Stephanie Chase aboard DA Serabaars Secret and Christoph Schork aboard GE Atticus Golden Sun tied for first place in 5:20, with Secret getting the Best Condition award. That was Secret's 6th BC in his 5-year career.

Day 2 had 66 riders, with 33 in each distance. Trails looped along the Emigrant Trail through Emigrant Canyon and into the City of Rocks National Reserve past the iconic Twin Sisters granite spires, and back up into the park near or up to Indian Grove springs at 7200 feet.

Junior Sidney Jackson won the 30-mile LD in 3:25, and got Best Condition on the mule John Henry. Jill Hedt and Gracie the mule were second, and Trinity and Baby the mule were third.
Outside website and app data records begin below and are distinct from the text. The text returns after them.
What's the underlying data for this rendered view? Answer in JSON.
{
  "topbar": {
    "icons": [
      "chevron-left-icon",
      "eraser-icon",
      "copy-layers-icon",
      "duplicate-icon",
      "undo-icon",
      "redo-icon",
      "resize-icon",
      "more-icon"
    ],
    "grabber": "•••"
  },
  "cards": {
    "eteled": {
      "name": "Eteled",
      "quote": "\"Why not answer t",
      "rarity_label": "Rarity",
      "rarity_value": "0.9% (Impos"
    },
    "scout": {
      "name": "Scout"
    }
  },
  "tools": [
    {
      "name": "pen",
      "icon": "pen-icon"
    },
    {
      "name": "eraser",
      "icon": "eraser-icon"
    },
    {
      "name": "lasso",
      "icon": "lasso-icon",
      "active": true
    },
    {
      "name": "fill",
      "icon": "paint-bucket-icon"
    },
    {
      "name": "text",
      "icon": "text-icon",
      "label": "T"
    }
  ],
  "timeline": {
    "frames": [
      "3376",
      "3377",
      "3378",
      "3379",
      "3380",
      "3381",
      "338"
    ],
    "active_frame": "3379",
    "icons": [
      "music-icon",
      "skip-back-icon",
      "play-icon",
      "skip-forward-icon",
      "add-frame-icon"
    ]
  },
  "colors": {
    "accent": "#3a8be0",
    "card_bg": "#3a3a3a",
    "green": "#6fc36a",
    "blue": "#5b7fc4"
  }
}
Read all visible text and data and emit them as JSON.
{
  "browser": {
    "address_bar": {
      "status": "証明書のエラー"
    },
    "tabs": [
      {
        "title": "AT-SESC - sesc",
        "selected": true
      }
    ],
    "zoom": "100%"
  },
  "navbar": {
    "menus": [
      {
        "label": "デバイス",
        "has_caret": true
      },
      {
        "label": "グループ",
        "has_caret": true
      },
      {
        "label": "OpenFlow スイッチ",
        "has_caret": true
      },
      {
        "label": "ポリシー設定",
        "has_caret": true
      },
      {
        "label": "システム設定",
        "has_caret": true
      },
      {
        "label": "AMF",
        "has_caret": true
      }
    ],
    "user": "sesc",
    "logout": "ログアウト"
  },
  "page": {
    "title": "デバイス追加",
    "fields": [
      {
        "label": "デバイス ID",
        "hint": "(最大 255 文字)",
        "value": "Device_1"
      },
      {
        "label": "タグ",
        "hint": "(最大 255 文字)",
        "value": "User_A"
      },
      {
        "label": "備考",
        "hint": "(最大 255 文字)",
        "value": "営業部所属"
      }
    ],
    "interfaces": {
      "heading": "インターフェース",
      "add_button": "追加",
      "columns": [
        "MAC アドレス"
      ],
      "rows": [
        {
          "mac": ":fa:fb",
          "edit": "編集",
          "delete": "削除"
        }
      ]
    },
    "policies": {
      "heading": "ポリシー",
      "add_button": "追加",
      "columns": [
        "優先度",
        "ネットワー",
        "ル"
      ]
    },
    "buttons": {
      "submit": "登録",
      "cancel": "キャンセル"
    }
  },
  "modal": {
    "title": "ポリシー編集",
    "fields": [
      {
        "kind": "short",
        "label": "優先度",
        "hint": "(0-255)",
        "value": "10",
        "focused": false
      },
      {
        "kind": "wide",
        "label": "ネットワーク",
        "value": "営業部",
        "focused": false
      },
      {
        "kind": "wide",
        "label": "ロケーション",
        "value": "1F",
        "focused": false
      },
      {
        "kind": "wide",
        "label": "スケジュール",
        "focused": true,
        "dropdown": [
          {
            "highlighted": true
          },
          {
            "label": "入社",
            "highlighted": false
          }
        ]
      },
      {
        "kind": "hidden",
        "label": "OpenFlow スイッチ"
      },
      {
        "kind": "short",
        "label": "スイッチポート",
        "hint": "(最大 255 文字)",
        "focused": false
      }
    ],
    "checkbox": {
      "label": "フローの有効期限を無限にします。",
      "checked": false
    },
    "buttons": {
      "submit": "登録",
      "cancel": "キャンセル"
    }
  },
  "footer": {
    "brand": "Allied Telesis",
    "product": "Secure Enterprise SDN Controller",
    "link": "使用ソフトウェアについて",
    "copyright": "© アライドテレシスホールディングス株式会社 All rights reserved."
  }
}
Only 3 pulls on the LD.

28 of 33 finished the 55-mile ride, with Christoph aboard the AERC War Mare GE Stars Aflame finishing first in 6:29. Second in 6:29.02 was Christoph's intern Tina Gottwald aboard Pinky (GE RR Jazz Dancer); they won the Best Condition award. On this day, Crockett Dumas aboard OT Rasa RSI (another AERC War Mare, and an AHA Distance Horse of the Year) met a cactus he didn't like when Rasa took a spin in a new direction Crockett wasn't prepared for. It of course did not deter Crockett from saddling Rasa up for the third day.

Day 3 had 62 riders, with the same loops through Emigrant Canyon, and up to Indian Grove, though the Indian Grove loop was done in the reverse direction so you could see totally different, still-spectacular scenery.

37 of 38 riders finished the 25-mile LD, with Lee Ann Clark and ROL Burning Love getting first place in 3:12, and the Best Condition award. Junior Baylee Morgan on the mule Bear was second, and Junior Parker Eversole on the mule Irish was third.

22 of 24 finished the 50-miler, with, guess who, Christoph aboard Medinah MHF tying for first again with Stephanie Chase on Secret, with Medinah getting the Best Condition award. They finished in 6:01. Tina Gottwald was third aboard GE Atticus Golden Sun.

A number of riders finished all 3 days on their horses. 8 rode all 3 days of the Limited Distance rides, with Carrie Johnson and Payback Daysea Duke getting the overall fastest time. 7 finished all 155 miles (3 of them from Canada, eh?) with Layne Lewis and Beauty's Harley getting fastest overall time. Both Carrie and Layne's horses got the Vet's Choice award, the Getaway Horse.

Veteran endurance rider Naomi Preston summed it up:
"One word. Spectacular! City of Rocks Pioneer 3 day ride in Idaho. A MUST for your bucket list! Reminded me of the gorgeous trails and fun at the old Race of Champions!"

Now if you'll excuse me, I need to go sleep for a week.

Previous years, photos and stories:





2013 AERC
National Championship



Circle Creek High Trail Video by Merri

Maps 2019 click image to enlarge:

Thursday,Day 1 - Castle Rock State Park jpg:
Friday,Day 2 - Indian Grove 55 jpg:
Saturday,Day 3 - Indian Grove 50 jpg: